→ **WHAT IS REQUIRED**
Copy out all lines of the listing below that hold "Revolt".

→ **EXERCISE INPUTS**

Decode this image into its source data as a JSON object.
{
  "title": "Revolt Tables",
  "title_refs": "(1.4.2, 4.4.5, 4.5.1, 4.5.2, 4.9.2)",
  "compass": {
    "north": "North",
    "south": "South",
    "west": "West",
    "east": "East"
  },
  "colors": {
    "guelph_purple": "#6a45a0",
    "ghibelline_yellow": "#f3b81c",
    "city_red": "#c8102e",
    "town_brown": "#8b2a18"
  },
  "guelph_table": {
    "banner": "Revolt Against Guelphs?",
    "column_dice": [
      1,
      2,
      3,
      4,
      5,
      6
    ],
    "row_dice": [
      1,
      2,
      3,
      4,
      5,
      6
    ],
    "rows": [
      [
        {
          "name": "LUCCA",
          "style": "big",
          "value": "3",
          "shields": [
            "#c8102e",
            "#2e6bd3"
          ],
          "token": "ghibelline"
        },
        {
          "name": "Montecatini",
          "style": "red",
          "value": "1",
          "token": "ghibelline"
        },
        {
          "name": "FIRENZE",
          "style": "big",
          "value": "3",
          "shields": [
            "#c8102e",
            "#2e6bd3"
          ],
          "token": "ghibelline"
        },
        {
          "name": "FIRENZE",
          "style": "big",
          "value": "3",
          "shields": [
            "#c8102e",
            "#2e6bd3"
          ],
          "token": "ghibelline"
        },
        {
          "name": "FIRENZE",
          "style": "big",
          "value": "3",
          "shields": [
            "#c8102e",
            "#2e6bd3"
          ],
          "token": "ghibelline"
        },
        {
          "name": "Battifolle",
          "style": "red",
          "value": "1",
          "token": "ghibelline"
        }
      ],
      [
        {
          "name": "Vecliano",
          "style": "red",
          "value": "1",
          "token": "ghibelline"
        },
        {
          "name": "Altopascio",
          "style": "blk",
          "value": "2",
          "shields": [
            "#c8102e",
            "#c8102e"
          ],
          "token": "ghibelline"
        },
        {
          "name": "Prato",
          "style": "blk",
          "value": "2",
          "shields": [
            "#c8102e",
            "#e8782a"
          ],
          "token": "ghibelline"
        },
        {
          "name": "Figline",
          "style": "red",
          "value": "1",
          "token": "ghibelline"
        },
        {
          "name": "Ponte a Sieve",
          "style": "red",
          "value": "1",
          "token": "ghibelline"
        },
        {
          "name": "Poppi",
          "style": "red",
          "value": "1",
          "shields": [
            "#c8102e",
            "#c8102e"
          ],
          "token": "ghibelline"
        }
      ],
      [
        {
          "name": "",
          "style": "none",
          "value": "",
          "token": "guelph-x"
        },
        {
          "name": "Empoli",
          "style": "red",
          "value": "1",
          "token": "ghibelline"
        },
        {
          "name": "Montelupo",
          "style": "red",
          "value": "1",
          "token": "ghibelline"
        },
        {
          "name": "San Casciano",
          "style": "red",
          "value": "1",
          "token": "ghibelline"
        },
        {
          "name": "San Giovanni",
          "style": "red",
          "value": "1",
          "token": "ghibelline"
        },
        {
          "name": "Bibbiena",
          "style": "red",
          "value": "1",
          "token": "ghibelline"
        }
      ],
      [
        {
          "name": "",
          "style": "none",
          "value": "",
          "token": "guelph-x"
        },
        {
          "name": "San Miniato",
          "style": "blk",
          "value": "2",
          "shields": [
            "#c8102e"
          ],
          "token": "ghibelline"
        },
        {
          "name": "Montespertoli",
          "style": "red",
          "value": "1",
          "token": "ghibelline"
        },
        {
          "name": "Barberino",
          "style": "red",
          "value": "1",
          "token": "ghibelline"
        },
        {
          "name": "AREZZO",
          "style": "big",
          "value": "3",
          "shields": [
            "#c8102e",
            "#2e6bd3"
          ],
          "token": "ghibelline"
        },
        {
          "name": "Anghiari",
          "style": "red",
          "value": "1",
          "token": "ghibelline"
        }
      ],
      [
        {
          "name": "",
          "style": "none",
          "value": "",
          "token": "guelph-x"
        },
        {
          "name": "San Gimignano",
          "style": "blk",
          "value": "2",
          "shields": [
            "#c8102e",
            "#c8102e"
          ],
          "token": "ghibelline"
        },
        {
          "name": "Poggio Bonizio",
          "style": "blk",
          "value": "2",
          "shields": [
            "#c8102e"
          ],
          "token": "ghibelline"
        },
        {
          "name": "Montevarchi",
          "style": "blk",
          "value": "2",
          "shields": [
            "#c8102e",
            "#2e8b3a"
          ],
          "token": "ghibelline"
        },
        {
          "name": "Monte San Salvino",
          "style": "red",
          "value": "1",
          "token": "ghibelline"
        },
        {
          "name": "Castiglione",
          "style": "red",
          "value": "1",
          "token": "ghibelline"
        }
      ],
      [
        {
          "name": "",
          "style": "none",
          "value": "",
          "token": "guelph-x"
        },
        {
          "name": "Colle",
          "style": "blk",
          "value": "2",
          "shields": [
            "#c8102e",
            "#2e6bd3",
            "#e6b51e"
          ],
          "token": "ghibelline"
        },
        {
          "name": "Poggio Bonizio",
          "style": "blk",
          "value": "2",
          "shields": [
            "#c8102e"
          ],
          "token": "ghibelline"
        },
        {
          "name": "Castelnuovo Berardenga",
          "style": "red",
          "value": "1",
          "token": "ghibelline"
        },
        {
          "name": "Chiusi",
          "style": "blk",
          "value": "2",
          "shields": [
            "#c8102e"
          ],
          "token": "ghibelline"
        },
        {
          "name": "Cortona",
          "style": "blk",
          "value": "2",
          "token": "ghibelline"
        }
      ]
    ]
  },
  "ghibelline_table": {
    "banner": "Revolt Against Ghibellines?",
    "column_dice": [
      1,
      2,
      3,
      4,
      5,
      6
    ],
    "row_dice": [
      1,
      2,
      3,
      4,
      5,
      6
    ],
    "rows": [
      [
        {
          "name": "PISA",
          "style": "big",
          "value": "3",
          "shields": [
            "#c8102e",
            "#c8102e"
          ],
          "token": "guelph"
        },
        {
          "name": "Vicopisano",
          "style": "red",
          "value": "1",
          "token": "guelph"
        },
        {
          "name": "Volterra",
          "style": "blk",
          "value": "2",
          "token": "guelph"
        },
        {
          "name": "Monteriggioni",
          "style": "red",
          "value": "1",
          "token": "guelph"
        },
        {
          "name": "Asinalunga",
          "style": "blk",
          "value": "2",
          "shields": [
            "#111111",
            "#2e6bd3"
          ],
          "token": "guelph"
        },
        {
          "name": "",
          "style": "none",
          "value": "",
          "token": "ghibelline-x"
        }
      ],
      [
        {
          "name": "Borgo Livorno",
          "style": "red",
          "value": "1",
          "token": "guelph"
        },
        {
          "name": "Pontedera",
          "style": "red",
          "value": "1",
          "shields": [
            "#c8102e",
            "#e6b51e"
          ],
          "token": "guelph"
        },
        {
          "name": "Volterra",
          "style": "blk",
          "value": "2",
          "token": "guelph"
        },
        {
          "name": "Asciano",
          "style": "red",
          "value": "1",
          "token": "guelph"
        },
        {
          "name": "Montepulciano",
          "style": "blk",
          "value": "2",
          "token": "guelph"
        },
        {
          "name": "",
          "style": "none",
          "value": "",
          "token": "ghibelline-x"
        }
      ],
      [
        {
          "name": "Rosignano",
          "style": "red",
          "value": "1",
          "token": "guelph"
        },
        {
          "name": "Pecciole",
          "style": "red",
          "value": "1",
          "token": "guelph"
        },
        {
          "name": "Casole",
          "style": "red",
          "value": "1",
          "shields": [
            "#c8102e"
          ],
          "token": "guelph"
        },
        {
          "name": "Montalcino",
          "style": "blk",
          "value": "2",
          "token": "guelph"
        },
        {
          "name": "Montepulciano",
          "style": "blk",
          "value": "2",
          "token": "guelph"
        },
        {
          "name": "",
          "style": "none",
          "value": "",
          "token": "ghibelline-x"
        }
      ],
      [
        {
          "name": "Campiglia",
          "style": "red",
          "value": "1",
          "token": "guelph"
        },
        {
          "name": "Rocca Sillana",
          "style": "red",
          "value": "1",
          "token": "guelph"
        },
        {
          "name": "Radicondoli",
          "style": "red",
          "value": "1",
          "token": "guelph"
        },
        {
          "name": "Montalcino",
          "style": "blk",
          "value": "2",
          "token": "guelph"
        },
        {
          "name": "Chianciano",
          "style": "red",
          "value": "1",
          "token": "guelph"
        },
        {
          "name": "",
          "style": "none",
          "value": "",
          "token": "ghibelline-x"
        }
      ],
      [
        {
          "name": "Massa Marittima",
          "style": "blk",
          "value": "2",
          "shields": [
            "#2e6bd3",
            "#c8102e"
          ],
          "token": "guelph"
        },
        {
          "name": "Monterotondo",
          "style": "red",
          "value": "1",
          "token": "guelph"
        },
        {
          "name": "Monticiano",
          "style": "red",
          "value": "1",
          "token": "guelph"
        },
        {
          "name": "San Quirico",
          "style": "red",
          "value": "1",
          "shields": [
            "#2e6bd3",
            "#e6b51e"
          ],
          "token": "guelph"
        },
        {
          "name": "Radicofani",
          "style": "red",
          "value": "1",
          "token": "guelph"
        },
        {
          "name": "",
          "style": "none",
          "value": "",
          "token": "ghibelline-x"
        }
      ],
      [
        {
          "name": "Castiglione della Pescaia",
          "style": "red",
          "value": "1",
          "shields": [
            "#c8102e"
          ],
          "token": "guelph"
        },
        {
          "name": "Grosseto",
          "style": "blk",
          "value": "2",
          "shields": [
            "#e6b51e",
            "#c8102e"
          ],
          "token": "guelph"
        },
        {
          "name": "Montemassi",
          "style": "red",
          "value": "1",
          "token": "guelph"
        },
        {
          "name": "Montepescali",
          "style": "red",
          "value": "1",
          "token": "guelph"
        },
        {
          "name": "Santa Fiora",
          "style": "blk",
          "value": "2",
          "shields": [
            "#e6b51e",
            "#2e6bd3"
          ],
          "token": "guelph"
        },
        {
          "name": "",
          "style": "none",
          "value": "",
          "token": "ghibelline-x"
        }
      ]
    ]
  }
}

→ **WRITTEN RESPONSE**
  "title": "Revolt Tables",
    "banner": "Revolt Against Guelphs?",
    "banner": "Revolt Against Ghibellines?",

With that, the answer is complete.